● Source records
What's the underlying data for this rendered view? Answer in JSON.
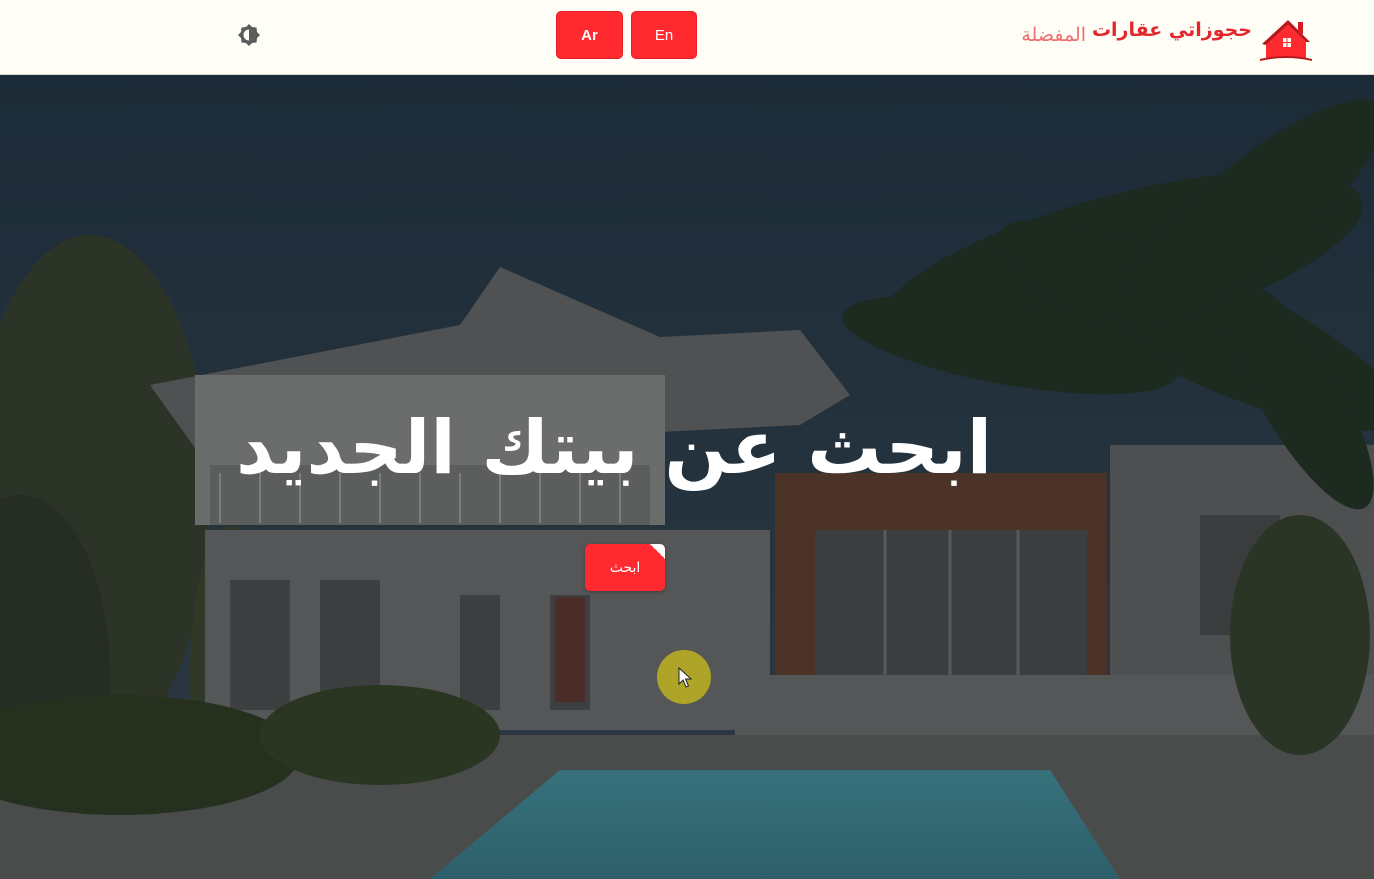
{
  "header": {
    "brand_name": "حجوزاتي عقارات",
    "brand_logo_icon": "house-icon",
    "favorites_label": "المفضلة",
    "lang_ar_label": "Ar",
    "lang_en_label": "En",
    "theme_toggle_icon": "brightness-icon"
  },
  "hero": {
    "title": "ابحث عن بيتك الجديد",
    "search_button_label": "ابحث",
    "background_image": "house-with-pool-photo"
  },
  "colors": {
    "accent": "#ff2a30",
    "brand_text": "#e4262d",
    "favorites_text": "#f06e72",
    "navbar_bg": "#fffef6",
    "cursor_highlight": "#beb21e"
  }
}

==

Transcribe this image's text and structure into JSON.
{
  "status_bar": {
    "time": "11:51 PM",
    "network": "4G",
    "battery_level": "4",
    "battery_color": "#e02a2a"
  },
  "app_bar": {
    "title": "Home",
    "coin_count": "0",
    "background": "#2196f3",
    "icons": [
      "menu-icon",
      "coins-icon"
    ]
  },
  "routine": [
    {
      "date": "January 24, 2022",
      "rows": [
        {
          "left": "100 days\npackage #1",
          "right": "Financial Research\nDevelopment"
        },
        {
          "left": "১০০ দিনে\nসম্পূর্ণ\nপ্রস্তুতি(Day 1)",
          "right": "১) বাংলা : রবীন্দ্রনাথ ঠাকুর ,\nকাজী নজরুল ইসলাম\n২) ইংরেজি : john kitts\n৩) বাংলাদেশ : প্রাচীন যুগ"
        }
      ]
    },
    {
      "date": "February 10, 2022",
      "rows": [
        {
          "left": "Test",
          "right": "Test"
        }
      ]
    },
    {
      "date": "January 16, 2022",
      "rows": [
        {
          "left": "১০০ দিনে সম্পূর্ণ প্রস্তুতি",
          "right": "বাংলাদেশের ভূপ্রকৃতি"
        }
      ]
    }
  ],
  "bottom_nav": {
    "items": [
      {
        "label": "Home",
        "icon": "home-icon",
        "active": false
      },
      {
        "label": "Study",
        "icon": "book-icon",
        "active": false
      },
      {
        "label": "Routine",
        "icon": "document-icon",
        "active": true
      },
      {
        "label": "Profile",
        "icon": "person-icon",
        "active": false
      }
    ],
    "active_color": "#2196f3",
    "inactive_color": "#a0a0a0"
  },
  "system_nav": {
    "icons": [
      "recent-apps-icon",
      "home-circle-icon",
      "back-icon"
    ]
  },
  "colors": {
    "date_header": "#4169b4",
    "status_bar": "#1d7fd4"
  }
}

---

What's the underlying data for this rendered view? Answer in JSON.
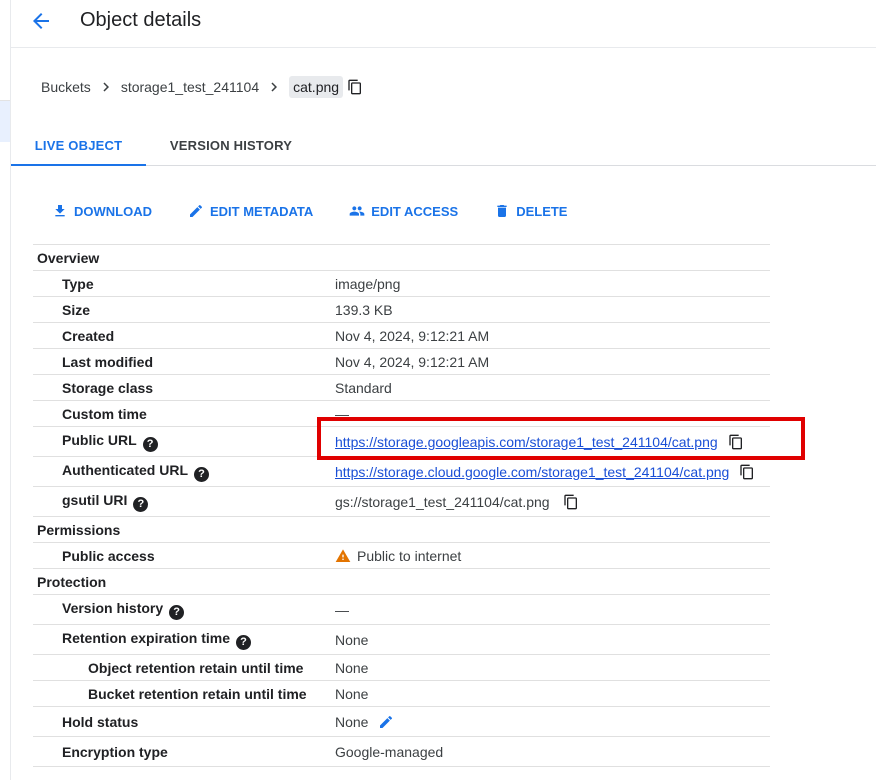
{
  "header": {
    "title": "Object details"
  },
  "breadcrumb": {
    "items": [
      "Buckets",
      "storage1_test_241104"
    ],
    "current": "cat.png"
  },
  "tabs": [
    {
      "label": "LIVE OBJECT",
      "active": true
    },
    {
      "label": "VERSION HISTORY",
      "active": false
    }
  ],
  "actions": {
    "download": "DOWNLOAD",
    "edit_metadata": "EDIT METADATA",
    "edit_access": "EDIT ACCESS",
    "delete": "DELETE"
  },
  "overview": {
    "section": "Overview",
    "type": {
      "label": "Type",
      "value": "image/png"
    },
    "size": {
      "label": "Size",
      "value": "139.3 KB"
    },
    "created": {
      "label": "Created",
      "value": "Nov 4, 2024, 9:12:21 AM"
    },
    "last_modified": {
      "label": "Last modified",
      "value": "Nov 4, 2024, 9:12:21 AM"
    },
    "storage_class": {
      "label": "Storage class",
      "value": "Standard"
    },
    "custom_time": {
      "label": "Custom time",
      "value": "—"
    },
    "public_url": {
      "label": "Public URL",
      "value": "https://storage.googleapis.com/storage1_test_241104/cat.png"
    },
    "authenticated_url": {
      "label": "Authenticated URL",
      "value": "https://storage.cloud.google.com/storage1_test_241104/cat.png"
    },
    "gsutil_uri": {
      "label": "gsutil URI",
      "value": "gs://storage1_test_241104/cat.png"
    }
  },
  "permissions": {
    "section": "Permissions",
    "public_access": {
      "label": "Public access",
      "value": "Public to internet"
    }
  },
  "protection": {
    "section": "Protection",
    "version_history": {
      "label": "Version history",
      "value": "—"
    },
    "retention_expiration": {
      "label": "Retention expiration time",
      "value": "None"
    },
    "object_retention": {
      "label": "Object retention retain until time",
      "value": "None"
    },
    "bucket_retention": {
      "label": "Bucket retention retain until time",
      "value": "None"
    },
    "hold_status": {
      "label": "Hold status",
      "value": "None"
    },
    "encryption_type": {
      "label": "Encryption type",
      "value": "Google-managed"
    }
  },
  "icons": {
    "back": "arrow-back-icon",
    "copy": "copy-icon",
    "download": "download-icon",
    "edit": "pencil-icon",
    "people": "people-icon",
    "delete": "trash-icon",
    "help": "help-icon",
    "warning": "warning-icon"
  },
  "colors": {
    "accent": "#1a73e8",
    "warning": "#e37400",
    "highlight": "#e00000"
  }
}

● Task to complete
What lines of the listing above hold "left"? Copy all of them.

● Answer to this problem
          "left": "100 days\npackage #1",
          "left": "১০০ দিনে\nসম্পূর্ণ\nপ্রস্তুতি(Day 1)",
          "left": "Test",
          "left": "১০০ দিনে সম্পূর্ণ প্রস্তুতি",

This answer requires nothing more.